When embarking on the journey to select the most secure computer hardware, an understanding of both current technological advancements and potential vulnerabilities is imperative. This selection process transcends mere specifications; it delves into the realm of encryption capabilities, firmware integrity, and built-in security features that can thwart malicious attacks before they penetrate deeper layers of a system. Manufacturers like Apple with its T2 chip or HP's Sure Start Gen5 offer hardware that integrates security at the silicon level, providing a robust foundation for overall system protection. Coupled with operating systems known for stringent security protocols such as Linux distributions tailored for privacy (e.g., Tails or Qubes OS) and software solutions emphasizing end-to-end encryption, users can construct a digital fortress resistant to contemporary cyber threats. Therefore, in this era where digital intrusions are increasingly sophisticated, selecting hardware that champions security from the ground up becomes not just advisable but necessary for safeguarding sensitive information.

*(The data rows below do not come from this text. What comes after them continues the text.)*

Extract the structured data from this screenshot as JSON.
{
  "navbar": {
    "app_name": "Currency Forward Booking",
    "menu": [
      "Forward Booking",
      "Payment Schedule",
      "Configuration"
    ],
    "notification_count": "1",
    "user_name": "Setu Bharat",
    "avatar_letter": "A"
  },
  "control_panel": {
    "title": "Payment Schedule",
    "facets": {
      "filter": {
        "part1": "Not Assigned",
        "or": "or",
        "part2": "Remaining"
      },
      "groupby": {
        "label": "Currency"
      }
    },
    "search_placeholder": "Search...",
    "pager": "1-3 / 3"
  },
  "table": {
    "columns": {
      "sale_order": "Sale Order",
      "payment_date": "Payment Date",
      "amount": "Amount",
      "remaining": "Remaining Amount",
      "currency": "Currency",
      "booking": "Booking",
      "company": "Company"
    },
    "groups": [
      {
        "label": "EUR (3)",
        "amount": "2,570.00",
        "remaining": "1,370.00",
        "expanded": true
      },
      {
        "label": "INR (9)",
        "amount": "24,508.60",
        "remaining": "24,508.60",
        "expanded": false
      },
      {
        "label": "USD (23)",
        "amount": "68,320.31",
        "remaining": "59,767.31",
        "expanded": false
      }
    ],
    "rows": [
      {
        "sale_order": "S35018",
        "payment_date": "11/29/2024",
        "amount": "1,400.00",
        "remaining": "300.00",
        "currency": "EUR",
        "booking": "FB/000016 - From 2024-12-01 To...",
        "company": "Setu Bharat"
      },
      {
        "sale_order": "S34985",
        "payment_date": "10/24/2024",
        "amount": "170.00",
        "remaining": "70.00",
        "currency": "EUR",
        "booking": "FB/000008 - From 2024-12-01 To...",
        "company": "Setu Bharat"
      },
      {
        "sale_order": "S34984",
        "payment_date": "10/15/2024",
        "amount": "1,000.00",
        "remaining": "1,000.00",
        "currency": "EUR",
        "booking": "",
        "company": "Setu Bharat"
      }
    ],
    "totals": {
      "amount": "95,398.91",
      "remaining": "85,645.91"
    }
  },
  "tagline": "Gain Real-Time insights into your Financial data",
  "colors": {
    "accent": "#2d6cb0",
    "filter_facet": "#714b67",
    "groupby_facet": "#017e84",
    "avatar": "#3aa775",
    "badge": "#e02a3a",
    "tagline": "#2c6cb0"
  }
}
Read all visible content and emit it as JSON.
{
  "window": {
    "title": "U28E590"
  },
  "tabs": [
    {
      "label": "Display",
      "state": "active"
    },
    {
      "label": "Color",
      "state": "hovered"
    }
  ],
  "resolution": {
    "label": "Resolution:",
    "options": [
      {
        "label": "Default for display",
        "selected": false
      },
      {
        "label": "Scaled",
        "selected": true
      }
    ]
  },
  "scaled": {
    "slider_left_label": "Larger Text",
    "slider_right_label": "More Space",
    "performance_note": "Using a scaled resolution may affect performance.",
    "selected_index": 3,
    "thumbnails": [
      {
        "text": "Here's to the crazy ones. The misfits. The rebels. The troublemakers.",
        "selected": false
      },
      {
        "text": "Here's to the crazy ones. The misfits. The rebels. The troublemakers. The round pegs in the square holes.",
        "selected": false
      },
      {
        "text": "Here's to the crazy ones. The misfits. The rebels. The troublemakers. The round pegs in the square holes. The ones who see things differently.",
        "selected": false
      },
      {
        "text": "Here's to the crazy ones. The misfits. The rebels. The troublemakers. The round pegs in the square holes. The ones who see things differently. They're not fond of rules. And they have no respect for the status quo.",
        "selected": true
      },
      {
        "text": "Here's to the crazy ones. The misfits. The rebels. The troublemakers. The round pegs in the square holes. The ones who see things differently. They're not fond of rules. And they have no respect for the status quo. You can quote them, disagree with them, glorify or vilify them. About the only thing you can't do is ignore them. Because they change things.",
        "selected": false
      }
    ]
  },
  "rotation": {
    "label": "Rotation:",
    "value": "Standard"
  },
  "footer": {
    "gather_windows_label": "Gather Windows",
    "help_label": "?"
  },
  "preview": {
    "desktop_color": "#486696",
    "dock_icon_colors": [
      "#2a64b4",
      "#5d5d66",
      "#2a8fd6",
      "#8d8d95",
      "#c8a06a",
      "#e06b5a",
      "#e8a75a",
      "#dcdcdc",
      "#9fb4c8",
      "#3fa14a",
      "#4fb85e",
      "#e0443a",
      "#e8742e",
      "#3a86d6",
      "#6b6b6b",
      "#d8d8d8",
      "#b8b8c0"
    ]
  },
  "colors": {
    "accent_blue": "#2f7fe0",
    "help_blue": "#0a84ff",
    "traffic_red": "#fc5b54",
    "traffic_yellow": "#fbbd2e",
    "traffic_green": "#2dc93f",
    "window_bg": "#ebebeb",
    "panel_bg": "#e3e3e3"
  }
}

Selecting The Most Secure Computer Operating System

Linux Distributions Known for Security

Linux has long been known for its robust security features, making it a popular choice for those seeking a secure computer. One of the key reasons why Linux distributions are considered highly secure is due to their open-source nature. This means that the source code of the operating system is freely available for inspection and analysis by security experts worldwide. With this level of transparency, any vulnerabilities or backdoors can be quickly identified and patched, ensuring a higher level of security for users.

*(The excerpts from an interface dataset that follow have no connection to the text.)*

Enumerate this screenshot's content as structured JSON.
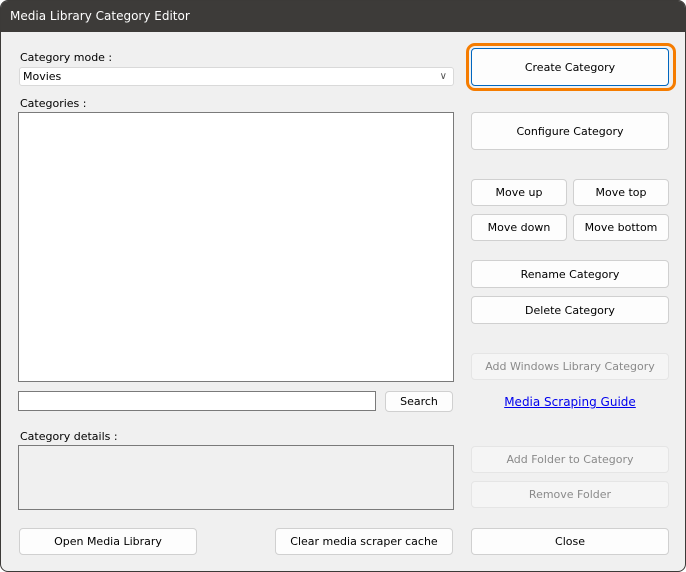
{
  "window": {
    "title": "Media Library Category Editor"
  },
  "left": {
    "category_mode_label": "Category mode :",
    "category_mode_value": "Movies",
    "categories_label": "Categories :",
    "search_value": "",
    "search_button": "Search",
    "details_label": "Category details :",
    "open_library_button": "Open Media Library",
    "clear_cache_button": "Clear media scraper cache"
  },
  "right": {
    "create": "Create Category",
    "configure": "Configure Category",
    "move_up": "Move up",
    "move_top": "Move top",
    "move_down": "Move down",
    "move_bottom": "Move bottom",
    "rename": "Rename Category",
    "delete": "Delete Category",
    "add_windows_library": "Add Windows Library Category",
    "scraping_guide": "Media Scraping Guide",
    "add_folder": "Add Folder to Category",
    "remove_folder": "Remove Folder",
    "close": "Close"
  },
  "colors": {
    "highlight": "#f57c00",
    "titlebar": "#3d3b39",
    "link": "#0000ee"
  }
}
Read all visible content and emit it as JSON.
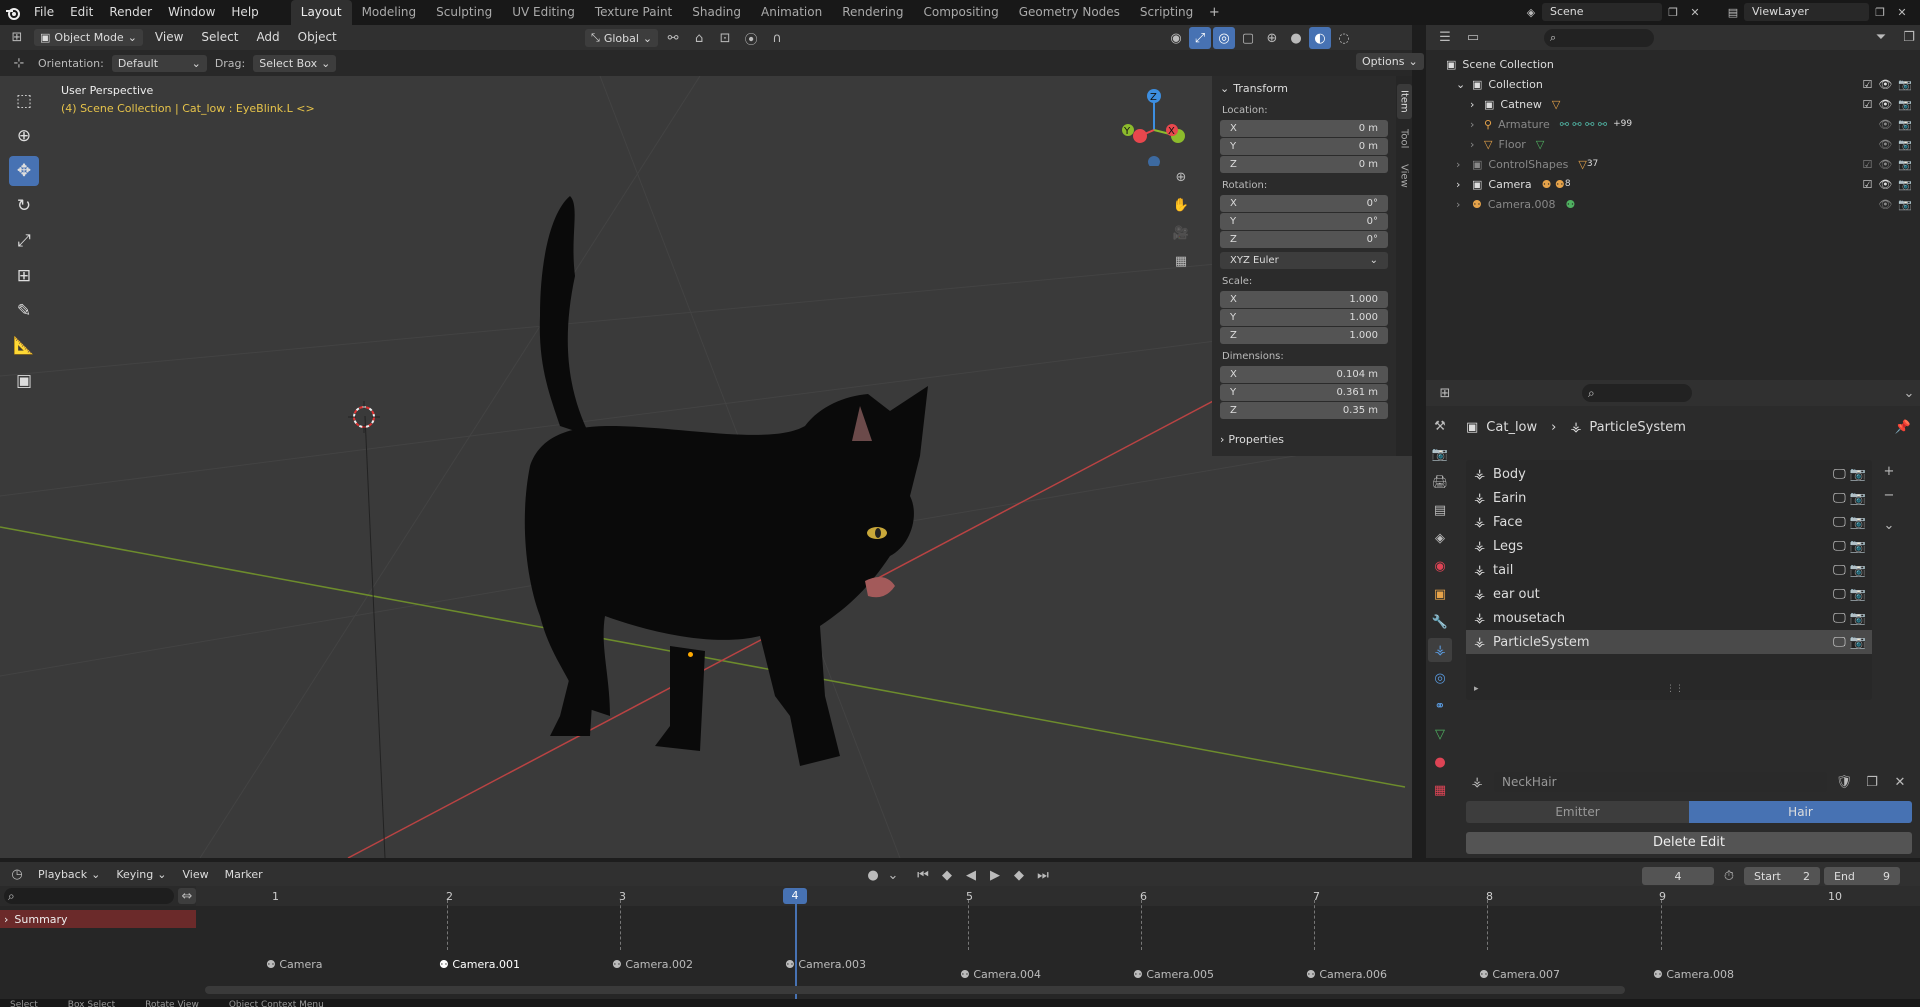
{
  "menu": [
    "File",
    "Edit",
    "Render",
    "Window",
    "Help"
  ],
  "workspaces": [
    "Layout",
    "Modeling",
    "Sculpting",
    "UV Editing",
    "Texture Paint",
    "Shading",
    "Animation",
    "Rendering",
    "Compositing",
    "Geometry Nodes",
    "Scripting"
  ],
  "active_workspace": "Layout",
  "scene_name": "Scene",
  "view_layer": "ViewLayer",
  "viewport": {
    "mode": "Object Mode",
    "menus": [
      "View",
      "Select",
      "Add",
      "Object"
    ],
    "transform_orientation": "Global",
    "orientation_label": "Orientation:",
    "orientation_value": "Default",
    "drag_label": "Drag:",
    "drag_value": "Select Box",
    "options_label": "Options",
    "perspective_text": "User Perspective",
    "context_text": "(4) Scene Collection | Cat_low : EyeBlink.L <>"
  },
  "npanel": {
    "section": "Transform",
    "location_label": "Location:",
    "location": [
      {
        "axis": "X",
        "value": "0 m"
      },
      {
        "axis": "Y",
        "value": "0 m"
      },
      {
        "axis": "Z",
        "value": "0 m"
      }
    ],
    "rotation_label": "Rotation:",
    "rotation": [
      {
        "axis": "X",
        "value": "0°"
      },
      {
        "axis": "Y",
        "value": "0°"
      },
      {
        "axis": "Z",
        "value": "0°"
      }
    ],
    "rotation_mode": "XYZ Euler",
    "scale_label": "Scale:",
    "scale": [
      {
        "axis": "X",
        "value": "1.000"
      },
      {
        "axis": "Y",
        "value": "1.000"
      },
      {
        "axis": "Z",
        "value": "1.000"
      }
    ],
    "dimensions_label": "Dimensions:",
    "dimensions": [
      {
        "axis": "X",
        "value": "0.104 m"
      },
      {
        "axis": "Y",
        "value": "0.361 m"
      },
      {
        "axis": "Z",
        "value": "0.35 m"
      }
    ],
    "properties_label": "Properties",
    "tabs": [
      "Item",
      "Tool",
      "View"
    ]
  },
  "outliner": {
    "root": "Scene Collection",
    "items": [
      {
        "name": "Collection",
        "level": 1,
        "badge": ""
      },
      {
        "name": "Catnew",
        "level": 2,
        "badge": ""
      },
      {
        "name": "Armature",
        "level": 2,
        "badge": "+99"
      },
      {
        "name": "Floor",
        "level": 2,
        "badge": ""
      },
      {
        "name": "ControlShapes",
        "level": 1,
        "badge": "37"
      },
      {
        "name": "Camera",
        "level": 1,
        "badge": "8"
      },
      {
        "name": "Camera.008",
        "level": 1,
        "badge": ""
      }
    ]
  },
  "properties": {
    "breadcrumb_object": "Cat_low",
    "breadcrumb_item": "ParticleSystem",
    "particle_systems": [
      "Body",
      "Earin",
      "Face",
      "Legs",
      "tail",
      "ear out",
      "mousetach",
      "ParticleSystem"
    ],
    "selected_system": "ParticleSystem",
    "settings_name": "NeckHair",
    "emitter_label": "Emitter",
    "hair_label": "Hair",
    "delete_edit_label": "Delete Edit"
  },
  "timeline": {
    "menus": [
      "Playback",
      "Keying",
      "View",
      "Marker"
    ],
    "current_frame": "4",
    "start_label": "Start",
    "start": "2",
    "end_label": "End",
    "end": "9",
    "frame_numbers": [
      "1",
      "2",
      "3",
      "4",
      "5",
      "6",
      "7",
      "8",
      "9",
      "10"
    ],
    "summary_label": "Summary",
    "markers": [
      "Camera",
      "Camera.001",
      "Camera.002",
      "Camera.003",
      "Camera.004",
      "Camera.005",
      "Camera.006",
      "Camera.007",
      "Camera.008"
    ]
  },
  "statusbar": [
    "Select",
    "Box Select",
    "Rotate View",
    "Object Context Menu"
  ],
  "colors": {
    "accent": "#4772b3",
    "x_axis": "#e8474d",
    "y_axis": "#8cbb2c",
    "z_axis": "#3d8ee0",
    "summary": "#6b2a2a"
  }
}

Windows Security Features

When it comes to Windows, Microsoft has made significant strides in improving its security features over the years. The latest versions of Windows come equipped with various built-in tools and technologies aimed at enhancing computer security. These include Windows Defender Antivirus, which provides real-time protection against malware and other threats; BitLocker Drive Encryption, which helps protect data on lost or stolen devices; Windows Firewall, which monitors incoming and outgoing network traffic; and User Account Control (UAC), which helps prevent unauthorized changes to system settings. Combined with regular software updates from Microsoft, these features contribute to creating a more secure computing environment on Windows systems.

macOS Security Capabilities

macOS is renowned for its strong focus on user privacy and security. Apple takes several measures to provide enhanced security capabilities in its operating system. One notable feature is Gatekeeper, which acts as a first line of defense by verifying downloaded applications before allowing them to run on macOS systems. FileVault encryption allows users to encrypt their entire startup disk or external drives using XTS-AES-128 encryption with a unique recovery key generated during setup. Additionally, macOS includes advanced anti-phishing technology within Safari browser along with built-in firewall protection that blocks unwanted incoming connections while allowing authorized apps access through specific network services. With these security measures in place, macOS offers a secure computing experience to its users.

Use of Virtualization for Enhanced Security

The use of virtualization technology has become increasingly popular for enhancing computer security. By running multiple operating systems or applications within isolated virtual environments, the risk of malware infections and unauthorized access can be significantly reduced. Virtualization provides a layer of separation between the host system and guest systems, preventing any potential threats from spreading across different environments. Furthermore, virtual machines can be easily backed up and restored if needed, ensuring quick recovery from any security incidents. Whether it's through full-fledged hypervisors like VMware or open-source solutions like VirtualBox, leveraging virtualization technology adds an extra layer of security to computers by isolating critical resources and minimizing attack surfaces.